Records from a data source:
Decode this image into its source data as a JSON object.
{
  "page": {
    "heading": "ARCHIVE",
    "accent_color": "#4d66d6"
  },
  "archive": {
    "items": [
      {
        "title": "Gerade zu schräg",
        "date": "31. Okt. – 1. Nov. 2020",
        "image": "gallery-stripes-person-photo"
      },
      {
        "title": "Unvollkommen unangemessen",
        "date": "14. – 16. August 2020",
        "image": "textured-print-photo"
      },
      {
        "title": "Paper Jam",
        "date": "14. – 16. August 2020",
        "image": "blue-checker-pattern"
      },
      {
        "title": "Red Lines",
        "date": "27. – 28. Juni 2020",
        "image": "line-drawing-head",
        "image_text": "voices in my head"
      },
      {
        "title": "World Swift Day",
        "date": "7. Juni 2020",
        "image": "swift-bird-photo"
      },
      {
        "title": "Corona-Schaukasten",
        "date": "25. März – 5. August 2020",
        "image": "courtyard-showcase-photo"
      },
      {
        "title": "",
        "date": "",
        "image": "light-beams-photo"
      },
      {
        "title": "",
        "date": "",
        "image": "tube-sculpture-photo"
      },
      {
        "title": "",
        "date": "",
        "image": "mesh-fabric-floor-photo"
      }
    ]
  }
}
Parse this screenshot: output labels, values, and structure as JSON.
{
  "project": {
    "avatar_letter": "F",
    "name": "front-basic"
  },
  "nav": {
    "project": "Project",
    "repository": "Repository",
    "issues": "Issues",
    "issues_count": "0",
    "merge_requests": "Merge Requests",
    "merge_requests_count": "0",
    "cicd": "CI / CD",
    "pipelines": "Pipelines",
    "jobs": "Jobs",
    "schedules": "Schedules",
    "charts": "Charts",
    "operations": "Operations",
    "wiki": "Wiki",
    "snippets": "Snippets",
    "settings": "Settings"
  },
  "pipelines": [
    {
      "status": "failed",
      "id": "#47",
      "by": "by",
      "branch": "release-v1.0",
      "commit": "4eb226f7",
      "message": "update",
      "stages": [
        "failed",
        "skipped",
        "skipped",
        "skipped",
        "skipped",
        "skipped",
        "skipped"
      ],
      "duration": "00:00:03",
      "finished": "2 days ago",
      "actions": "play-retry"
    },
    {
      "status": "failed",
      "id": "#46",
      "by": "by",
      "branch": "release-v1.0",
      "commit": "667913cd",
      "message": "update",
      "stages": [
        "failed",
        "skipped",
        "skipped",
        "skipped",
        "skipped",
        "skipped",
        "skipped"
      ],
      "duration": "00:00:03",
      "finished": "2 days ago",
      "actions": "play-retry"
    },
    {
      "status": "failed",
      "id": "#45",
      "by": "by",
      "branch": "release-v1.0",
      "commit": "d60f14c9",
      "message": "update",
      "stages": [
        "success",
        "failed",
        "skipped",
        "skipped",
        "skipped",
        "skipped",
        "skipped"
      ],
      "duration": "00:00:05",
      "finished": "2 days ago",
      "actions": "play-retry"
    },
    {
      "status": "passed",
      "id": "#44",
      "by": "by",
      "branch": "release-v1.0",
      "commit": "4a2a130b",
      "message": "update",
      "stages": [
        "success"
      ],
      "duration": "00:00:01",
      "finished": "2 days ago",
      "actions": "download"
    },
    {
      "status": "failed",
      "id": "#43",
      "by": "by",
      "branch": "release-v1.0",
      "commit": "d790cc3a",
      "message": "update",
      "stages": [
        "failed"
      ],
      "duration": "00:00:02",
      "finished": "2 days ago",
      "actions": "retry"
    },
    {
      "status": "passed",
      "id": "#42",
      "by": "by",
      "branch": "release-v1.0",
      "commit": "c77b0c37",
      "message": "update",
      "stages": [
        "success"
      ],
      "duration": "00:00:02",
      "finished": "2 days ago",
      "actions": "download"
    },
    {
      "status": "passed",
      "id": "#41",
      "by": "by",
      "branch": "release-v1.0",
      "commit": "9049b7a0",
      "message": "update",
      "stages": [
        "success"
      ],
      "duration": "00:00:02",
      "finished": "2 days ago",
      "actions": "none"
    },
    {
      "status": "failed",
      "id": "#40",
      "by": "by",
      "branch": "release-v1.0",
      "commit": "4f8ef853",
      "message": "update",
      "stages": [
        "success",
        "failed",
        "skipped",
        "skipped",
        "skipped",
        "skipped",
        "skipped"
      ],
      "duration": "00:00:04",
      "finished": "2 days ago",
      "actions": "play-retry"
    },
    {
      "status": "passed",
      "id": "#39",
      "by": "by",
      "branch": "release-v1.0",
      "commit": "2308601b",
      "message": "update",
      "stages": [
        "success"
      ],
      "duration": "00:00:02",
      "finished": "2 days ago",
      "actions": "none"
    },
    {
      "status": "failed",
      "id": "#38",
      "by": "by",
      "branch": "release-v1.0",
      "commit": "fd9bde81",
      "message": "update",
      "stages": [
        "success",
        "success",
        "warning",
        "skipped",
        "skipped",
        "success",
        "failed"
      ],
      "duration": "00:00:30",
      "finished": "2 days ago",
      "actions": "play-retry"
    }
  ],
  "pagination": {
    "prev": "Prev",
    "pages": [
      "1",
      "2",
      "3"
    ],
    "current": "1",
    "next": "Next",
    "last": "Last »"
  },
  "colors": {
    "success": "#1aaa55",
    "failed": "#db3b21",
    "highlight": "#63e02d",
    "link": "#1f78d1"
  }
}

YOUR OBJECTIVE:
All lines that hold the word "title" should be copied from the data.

RESPONSE FOR THIS EXERCISE:
        "title": "Gerade zu schräg",
        "title": "Unvollkommen unangemessen",
        "title": "Paper Jam",
        "title": "Red Lines",
        "title": "World Swift Day",
        "title": "Corona-Schaukasten",
        "title": "",
        "title": "",
        "title": "",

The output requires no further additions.